Episode 8: Working as a nurse during a pandemic, part 1

As the coronavirus pandemic continues, MennoHealth Cast host Joann Hunsberger speaks with two frontline health-care providers, Anna Hershey and Kaedi Baer. Both are nurses who have been redeployed during the pandemic. In part 1, Anna, from Philadelphia, talks about working at a coronavirus testing location. In part 2, Kaedi, who normally works in a surgical center in Parker, Colorado, discusses her work after being redeployed to an emergency room. Listen as these women discuss some of the challenges of redeployment and working as frontline health-care providers during the coronavirus pandemic.


Episode 7: Ethical considerations during the coronavirus pandemic

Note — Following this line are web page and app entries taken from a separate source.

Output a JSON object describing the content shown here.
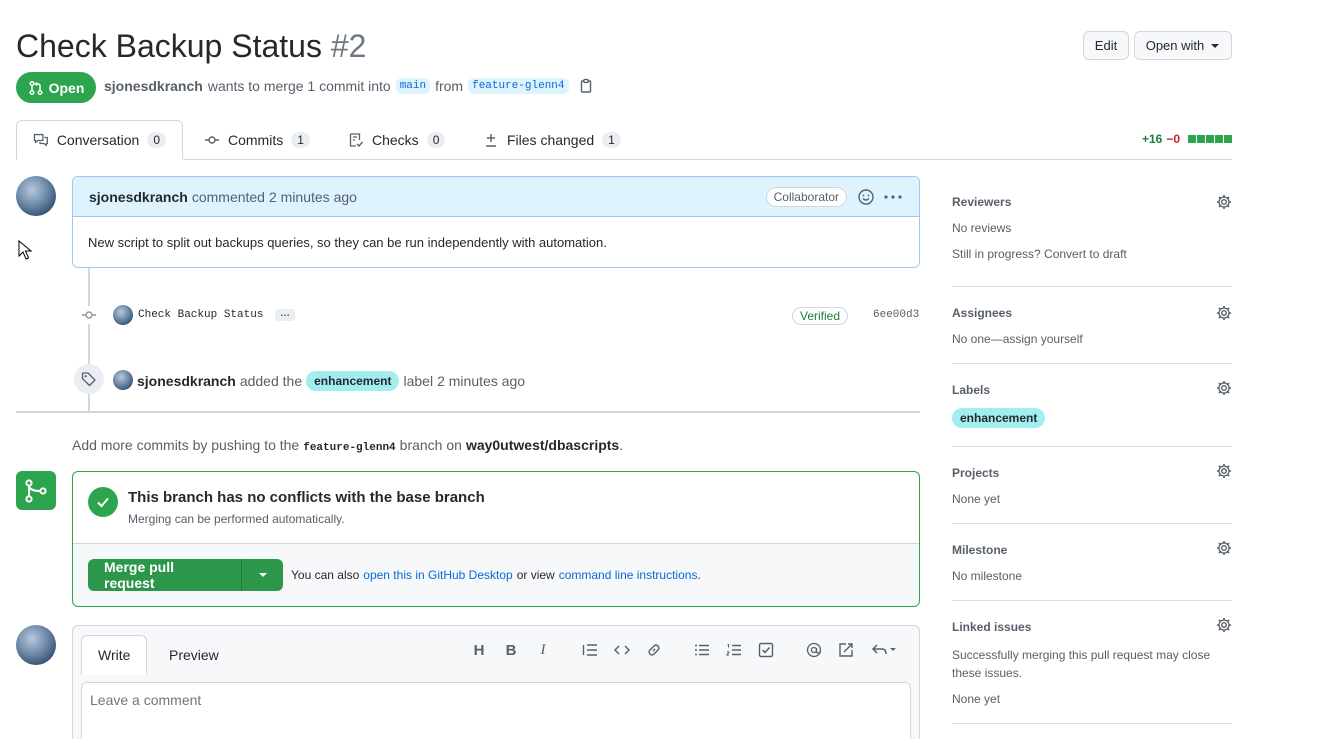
{
  "header": {
    "title": "Check Backup Status",
    "number": "#2",
    "edit_label": "Edit",
    "open_with_label": "Open with",
    "state": "Open",
    "author": "sjonesdkranch",
    "merge_text_1": "wants to merge 1 commit into",
    "base_branch": "main",
    "merge_text_2": "from",
    "head_branch": "feature-glenn4"
  },
  "tabs": [
    {
      "label": "Conversation",
      "count": "0"
    },
    {
      "label": "Commits",
      "count": "1"
    },
    {
      "label": "Checks",
      "count": "0"
    },
    {
      "label": "Files changed",
      "count": "1"
    }
  ],
  "diffstat": {
    "additions": "+16",
    "deletions": "−0"
  },
  "comment": {
    "author": "sjonesdkranch",
    "action": "commented",
    "time": "2 minutes ago",
    "role": "Collaborator",
    "body": "New script to split out backups queries, so they can be run independently with automation."
  },
  "commit": {
    "message": "Check Backup Status",
    "ellipsis": "…",
    "verified": "Verified",
    "sha": "6ee00d3"
  },
  "label_event": {
    "actor": "sjonesdkranch",
    "text_1": "added the",
    "label": "enhancement",
    "text_2": "label",
    "time": "2 minutes ago"
  },
  "push_hint": {
    "text_1": "Add more commits by pushing to the",
    "branch": "feature-glenn4",
    "text_2": "branch on",
    "repo": "way0utwest/dbascripts",
    "period": "."
  },
  "merge": {
    "title": "This branch has no conflicts with the base branch",
    "subtitle": "Merging can be performed automatically.",
    "button": "Merge pull request",
    "also_text": "You can also",
    "desktop_link": "open this in GitHub Desktop",
    "or_text": "or view",
    "cli_link": "command line instructions",
    "period": "."
  },
  "editor": {
    "write_tab": "Write",
    "preview_tab": "Preview",
    "placeholder": "Leave a comment"
  },
  "sidebar": {
    "reviewers": {
      "heading": "Reviewers",
      "value": "No reviews",
      "extra": "Still in progress? Convert to draft"
    },
    "assignees": {
      "heading": "Assignees",
      "value": "No one—assign yourself"
    },
    "labels": {
      "heading": "Labels",
      "value": "enhancement"
    },
    "projects": {
      "heading": "Projects",
      "value": "None yet"
    },
    "milestone": {
      "heading": "Milestone",
      "value": "No milestone"
    },
    "linked_issues": {
      "heading": "Linked issues",
      "value": "Successfully merging this pull request may close these issues.",
      "extra": "None yet"
    }
  },
  "colors": {
    "green": "#2da44e",
    "blue_link": "#0969da",
    "label_bg": "#a2eeef",
    "comment_header_bg": "#ddf4ff"
  }
}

Listen in as Joann Hunsberger interviews Rev. Dr. Joseph J. Kotva Jr., an Anabaptist bioethicist, as they discuss some of the ethical conundrums related to patient care and provider protections during the coronavirus pandemic. Joe is ordained in the Mennonite church and currently co-directs the ethics program at the Indiana University School of Medicine in South Bend.

Episode 6: Special episode on COVID-19

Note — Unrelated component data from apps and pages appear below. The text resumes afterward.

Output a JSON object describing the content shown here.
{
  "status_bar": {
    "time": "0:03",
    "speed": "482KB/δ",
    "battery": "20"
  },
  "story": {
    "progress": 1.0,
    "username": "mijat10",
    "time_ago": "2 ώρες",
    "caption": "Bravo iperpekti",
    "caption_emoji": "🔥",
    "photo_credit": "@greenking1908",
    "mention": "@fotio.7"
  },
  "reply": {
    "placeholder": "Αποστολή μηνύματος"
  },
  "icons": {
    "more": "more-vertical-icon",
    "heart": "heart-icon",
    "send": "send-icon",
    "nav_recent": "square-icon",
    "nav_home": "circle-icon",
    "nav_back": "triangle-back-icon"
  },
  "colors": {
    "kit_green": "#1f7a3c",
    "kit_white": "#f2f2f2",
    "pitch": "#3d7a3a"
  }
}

In this episode, host Joann Hunsberger discusses COVID-19 with Dr. Dan Nafziger of Goshen, Indiana, where he is chief medical officer at Goshen Health. Listen in as they discuss the new coronavirus, some common terminology used to discuss the pandemic and how it might affect our church community culture.

Episode 5: Mennos in Medicine: Doug Smucker

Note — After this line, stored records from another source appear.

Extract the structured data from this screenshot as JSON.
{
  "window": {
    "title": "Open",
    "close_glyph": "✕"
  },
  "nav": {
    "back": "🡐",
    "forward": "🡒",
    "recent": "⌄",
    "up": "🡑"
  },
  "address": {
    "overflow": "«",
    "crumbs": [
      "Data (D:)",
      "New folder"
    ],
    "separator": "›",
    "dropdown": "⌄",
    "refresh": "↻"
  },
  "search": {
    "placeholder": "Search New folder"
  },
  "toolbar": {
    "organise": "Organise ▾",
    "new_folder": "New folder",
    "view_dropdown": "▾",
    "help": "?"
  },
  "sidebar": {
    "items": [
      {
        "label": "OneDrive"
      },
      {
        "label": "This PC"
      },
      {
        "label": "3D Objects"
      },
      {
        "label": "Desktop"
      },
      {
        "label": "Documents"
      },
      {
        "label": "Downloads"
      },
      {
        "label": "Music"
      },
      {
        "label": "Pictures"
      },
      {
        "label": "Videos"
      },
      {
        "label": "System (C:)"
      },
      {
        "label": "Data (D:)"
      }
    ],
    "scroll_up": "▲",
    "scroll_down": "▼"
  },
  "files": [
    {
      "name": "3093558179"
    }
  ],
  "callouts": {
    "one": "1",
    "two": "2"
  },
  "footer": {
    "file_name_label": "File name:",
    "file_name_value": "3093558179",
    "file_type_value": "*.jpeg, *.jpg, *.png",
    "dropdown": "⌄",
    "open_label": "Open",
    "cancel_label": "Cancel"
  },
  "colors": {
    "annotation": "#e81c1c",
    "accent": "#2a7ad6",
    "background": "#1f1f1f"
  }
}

In episode 5 of MennoHealth Cast, Joann Hunsberger speaks with Dr. Doug Smucker. Dr. Smucker started his career as a family medicine doctor and later evolved into a palliative and hospice medicine doctor. He is professor emeritus of family and community medicine at University of Cincinnati and currently works at Christ Hospital in Cincinnati, Ohio, as medical director of palliative care. In this podcast, he talks about the struggles and challenges of caring for patients in their final days and discusses how his Goshen (Indiana) College education was formative in his career choices.

Episode 4: Mennos in Medicine: Linda Witmer

This episode features Linda Witmer, who spent 23 years serving among the K’ekchi’, the Indigenous people of Guatemala, as a representative of both Mennonite Central Committee and Eastern Mennonite Missions. With the K’ekchi’, she focused on church programs and public health projects that were in large part initiated by the community. At Goshen (Indiana) College she taught classes on community health, transcultural nursing and health care for the poor and served as adjunct professor located in Guatemala, where she offered an annual three-week course on “Doing Theology in Latin America.” She returned to the United States, where she completed her Master of Divinity at Lancaster (Pennsylvania) Theological Seminary and now is director of the RN to BS nursing program at the Eastern Mennonite University extension site in Lancaster, where she engages the students in understanding different cultural perspectives.

Episode 3: Mennos in Medicine: David Sack

David Sack is a professor in the Department of International Health at the Johns Hopkins Bloomberg School of Public Health in Baltimore, Maryland. In this episode, Dr. Sack discusses the evolution of the oral cholera vaccine (check out a photo of it here), reflects on the challenges and rewards of research-oriented academic medicine, and gives some of his own personal story about following in the path of his brothers.

Episode 2: Mennos in Medicine: Rebecca Heidkamp

Rebecca Heidkamp is a public health researcher at the Johns Hopkins Bloomberg School of Public Health in Baltimore. She specializes in addressing nutrition problems in locations with low resources. In this episode Rebecca talks to our host, Joann Hunsberger, about being in Haiti in 2010 during the earthquake, including some of her beautiful moments of personal encounters and how she met Mennonites.

Episode 1: Mennos in Medicine: Karen Vundla

Our host, Joann Hunsberger, talks with Karen Vundla who recently completed her 46-year career in nursing. They talk about Karen’s experiences in clinical nursing in various locations including Zimbabwe, Lexington and Baltimore. Karen also shares stories of encounters with oncology patients that have continued to be meaningful to her through the years and ethical dilemmas she has faced while providing patient care.